# WHAT YOU HAVE TO DO:
Return every line from the records below in which the word "distance" is found.

Website and app data records
· · · ·
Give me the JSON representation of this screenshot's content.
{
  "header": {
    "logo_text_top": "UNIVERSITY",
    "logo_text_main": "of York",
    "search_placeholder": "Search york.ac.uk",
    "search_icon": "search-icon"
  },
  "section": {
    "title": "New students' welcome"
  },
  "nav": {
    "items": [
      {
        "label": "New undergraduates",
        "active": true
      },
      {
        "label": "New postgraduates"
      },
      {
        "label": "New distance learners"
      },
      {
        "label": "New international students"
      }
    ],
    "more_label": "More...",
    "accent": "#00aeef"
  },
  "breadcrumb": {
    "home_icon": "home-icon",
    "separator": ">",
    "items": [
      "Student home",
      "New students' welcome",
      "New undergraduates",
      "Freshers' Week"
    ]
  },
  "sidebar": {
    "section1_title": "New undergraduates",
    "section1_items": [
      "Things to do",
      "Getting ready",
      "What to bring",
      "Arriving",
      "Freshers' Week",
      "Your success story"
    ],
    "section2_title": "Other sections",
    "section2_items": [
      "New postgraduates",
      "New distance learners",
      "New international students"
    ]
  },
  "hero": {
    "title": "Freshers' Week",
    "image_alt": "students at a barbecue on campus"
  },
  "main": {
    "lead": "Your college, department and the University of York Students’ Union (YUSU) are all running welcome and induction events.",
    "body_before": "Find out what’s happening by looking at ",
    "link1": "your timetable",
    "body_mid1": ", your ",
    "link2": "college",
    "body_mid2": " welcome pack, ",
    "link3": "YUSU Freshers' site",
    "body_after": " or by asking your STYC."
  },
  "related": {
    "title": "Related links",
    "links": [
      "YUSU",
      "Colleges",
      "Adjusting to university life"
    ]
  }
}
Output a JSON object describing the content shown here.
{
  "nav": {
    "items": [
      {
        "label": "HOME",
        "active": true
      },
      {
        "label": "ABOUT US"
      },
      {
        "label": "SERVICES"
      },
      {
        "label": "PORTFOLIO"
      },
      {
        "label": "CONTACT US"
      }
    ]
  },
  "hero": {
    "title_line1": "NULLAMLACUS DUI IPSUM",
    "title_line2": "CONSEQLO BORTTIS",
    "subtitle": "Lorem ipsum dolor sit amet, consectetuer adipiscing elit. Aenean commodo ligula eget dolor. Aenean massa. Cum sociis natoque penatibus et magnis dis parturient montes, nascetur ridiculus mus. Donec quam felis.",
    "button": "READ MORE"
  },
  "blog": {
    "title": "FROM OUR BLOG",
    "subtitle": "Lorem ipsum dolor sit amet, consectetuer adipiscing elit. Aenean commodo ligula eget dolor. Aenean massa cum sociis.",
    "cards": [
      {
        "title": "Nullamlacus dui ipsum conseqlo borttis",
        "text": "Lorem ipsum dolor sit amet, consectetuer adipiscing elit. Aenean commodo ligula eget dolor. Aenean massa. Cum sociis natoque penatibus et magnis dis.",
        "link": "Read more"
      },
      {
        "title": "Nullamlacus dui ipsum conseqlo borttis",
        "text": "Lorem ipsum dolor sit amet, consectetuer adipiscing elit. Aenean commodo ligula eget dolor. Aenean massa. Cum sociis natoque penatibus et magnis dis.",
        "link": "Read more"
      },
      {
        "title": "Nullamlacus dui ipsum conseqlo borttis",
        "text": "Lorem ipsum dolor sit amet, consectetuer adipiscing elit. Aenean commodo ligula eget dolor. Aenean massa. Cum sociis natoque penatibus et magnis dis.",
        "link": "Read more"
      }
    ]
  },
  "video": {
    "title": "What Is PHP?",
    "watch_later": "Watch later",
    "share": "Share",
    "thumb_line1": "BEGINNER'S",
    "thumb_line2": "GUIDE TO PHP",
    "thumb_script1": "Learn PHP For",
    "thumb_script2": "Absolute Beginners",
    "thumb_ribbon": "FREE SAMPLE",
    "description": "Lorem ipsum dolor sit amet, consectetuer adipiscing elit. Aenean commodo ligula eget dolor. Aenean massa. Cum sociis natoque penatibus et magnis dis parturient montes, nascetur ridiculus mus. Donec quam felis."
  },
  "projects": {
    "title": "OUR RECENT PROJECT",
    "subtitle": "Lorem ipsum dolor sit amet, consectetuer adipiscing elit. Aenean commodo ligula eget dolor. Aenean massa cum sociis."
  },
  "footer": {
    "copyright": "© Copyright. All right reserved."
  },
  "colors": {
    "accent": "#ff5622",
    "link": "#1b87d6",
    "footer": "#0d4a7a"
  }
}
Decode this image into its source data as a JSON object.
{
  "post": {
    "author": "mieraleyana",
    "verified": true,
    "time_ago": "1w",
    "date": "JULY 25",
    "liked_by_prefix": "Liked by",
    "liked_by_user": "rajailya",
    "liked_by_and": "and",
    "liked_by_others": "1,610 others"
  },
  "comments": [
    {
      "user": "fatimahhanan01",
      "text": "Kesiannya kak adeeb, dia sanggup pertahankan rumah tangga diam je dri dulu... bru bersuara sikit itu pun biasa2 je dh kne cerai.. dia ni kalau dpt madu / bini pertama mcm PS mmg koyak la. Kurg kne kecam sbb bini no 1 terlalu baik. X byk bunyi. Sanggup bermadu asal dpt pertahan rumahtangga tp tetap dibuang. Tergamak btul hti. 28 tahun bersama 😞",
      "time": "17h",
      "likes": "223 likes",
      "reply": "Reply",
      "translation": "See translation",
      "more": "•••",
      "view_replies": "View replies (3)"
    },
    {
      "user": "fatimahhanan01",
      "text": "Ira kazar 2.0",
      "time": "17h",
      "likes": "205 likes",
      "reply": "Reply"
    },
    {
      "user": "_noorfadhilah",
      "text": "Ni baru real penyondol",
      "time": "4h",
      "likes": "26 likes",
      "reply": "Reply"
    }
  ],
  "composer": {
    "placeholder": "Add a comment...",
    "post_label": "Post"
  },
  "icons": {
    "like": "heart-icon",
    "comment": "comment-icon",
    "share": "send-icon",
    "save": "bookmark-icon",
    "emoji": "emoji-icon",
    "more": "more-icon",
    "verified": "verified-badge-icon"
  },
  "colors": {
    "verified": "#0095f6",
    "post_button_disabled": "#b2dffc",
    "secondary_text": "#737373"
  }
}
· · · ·
# ANSWER:
        "label": "New distance learners"
      "New distance learners",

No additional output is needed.